> Exercise instructions
The response must contain the complete data, printed exactly.

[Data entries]
▽
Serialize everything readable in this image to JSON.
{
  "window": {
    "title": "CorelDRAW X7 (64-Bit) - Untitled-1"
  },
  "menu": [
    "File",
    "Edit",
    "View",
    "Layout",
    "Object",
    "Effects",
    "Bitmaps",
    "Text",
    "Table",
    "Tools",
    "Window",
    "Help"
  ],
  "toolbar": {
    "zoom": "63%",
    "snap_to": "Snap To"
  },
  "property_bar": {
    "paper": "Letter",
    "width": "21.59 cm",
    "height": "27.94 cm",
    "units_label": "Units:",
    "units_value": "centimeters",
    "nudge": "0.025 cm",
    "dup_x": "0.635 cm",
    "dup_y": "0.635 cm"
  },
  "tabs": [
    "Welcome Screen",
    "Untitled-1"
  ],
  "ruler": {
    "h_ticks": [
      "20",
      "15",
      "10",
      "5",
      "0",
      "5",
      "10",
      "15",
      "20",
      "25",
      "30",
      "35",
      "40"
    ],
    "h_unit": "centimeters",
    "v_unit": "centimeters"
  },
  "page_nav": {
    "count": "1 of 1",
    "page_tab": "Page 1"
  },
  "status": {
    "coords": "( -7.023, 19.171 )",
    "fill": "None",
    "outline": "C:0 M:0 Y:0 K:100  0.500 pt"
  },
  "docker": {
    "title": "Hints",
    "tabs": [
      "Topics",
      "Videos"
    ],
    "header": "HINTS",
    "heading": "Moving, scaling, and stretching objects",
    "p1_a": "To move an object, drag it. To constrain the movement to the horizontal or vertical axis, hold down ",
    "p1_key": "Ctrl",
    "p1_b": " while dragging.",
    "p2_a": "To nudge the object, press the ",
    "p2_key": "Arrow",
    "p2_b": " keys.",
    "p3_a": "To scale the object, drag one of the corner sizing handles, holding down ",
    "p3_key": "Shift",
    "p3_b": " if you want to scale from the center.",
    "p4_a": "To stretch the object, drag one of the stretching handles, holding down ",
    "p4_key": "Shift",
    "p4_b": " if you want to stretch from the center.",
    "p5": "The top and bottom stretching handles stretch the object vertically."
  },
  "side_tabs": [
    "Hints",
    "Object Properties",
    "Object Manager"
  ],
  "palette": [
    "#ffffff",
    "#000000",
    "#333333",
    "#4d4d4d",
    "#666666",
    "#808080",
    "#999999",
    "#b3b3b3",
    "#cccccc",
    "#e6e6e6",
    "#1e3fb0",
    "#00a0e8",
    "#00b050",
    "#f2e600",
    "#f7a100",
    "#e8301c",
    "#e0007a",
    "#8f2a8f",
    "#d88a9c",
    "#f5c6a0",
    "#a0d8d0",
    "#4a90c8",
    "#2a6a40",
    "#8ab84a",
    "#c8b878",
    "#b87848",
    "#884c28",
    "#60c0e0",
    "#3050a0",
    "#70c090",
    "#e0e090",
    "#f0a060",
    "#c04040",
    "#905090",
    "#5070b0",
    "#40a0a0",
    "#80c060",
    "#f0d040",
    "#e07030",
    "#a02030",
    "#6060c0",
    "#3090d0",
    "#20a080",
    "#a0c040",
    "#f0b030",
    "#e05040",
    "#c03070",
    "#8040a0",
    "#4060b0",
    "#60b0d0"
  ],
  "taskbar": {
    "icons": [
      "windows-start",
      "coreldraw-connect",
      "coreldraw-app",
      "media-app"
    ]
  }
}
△
> Reply
Serialize everything readable in this image to JSON.
{
  "window": {
    "title": "CorelDRAW X7 (64-Bit) - Untitled-1"
  },
  "menu": [
    "File",
    "Edit",
    "View",
    "Layout",
    "Object",
    "Effects",
    "Bitmaps",
    "Text",
    "Table",
    "Tools",
    "Window",
    "Help"
  ],
  "toolbar": {
    "zoom": "63%",
    "snap_to": "Snap To"
  },
  "property_bar": {
    "paper": "Letter",
    "width": "21.59 cm",
    "height": "27.94 cm",
    "units_label": "Units:",
    "units_value": "centimeters",
    "nudge": "0.025 cm",
    "dup_x": "0.635 cm",
    "dup_y": "0.635 cm"
  },
  "tabs": [
    "Welcome Screen",
    "Untitled-1"
  ],
  "ruler": {
    "h_ticks": [
      "20",
      "15",
      "10",
      "5",
      "0",
      "5",
      "10",
      "15",
      "20",
      "25",
      "30",
      "35",
      "40"
    ],
    "h_unit": "centimeters",
    "v_unit": "centimeters"
  },
  "page_nav": {
    "count": "1 of 1",
    "page_tab": "Page 1"
  },
  "status": {
    "coords": "( -7.023, 19.171 )",
    "fill": "None",
    "outline": "C:0 M:0 Y:0 K:100  0.500 pt"
  },
  "docker": {
    "title": "Hints",
    "tabs": [
      "Topics",
      "Videos"
    ],
    "header": "HINTS",
    "heading": "Moving, scaling, and stretching objects",
    "p1_a": "To move an object, drag it. To constrain the movement to the horizontal or vertical axis, hold down ",
    "p1_key": "Ctrl",
    "p1_b": " while dragging.",
    "p2_a": "To nudge the object, press the ",
    "p2_key": "Arrow",
    "p2_b": " keys.",
    "p3_a": "To scale the object, drag one of the corner sizing handles, holding down ",
    "p3_key": "Shift",
    "p3_b": " if you want to scale from the center.",
    "p4_a": "To stretch the object, drag one of the stretching handles, holding down ",
    "p4_key": "Shift",
    "p4_b": " if you want to stretch from the center.",
    "p5": "The top and bottom stretching handles stretch the object vertically."
  },
  "side_tabs": [
    "Hints",
    "Object Properties",
    "Object Manager"
  ],
  "palette": [
    "#ffffff",
    "#000000",
    "#333333",
    "#4d4d4d",
    "#666666",
    "#808080",
    "#999999",
    "#b3b3b3",
    "#cccccc",
    "#e6e6e6",
    "#1e3fb0",
    "#00a0e8",
    "#00b050",
    "#f2e600",
    "#f7a100",
    "#e8301c",
    "#e0007a",
    "#8f2a8f",
    "#d88a9c",
    "#f5c6a0",
    "#a0d8d0",
    "#4a90c8",
    "#2a6a40",
    "#8ab84a",
    "#c8b878",
    "#b87848",
    "#884c28",
    "#60c0e0",
    "#3050a0",
    "#70c090",
    "#e0e090",
    "#f0a060",
    "#c04040",
    "#905090",
    "#5070b0",
    "#40a0a0",
    "#80c060",
    "#f0d040",
    "#e07030",
    "#a02030",
    "#6060c0",
    "#3090d0",
    "#20a080",
    "#a0c040",
    "#f0b030",
    "#e05040",
    "#c03070",
    "#8040a0",
    "#4060b0",
    "#60b0d0"
  ],
  "taskbar": {
    "icons": [
      "windows-start",
      "coreldraw-connect",
      "coreldraw-app",
      "media-app"
    ]
  }
}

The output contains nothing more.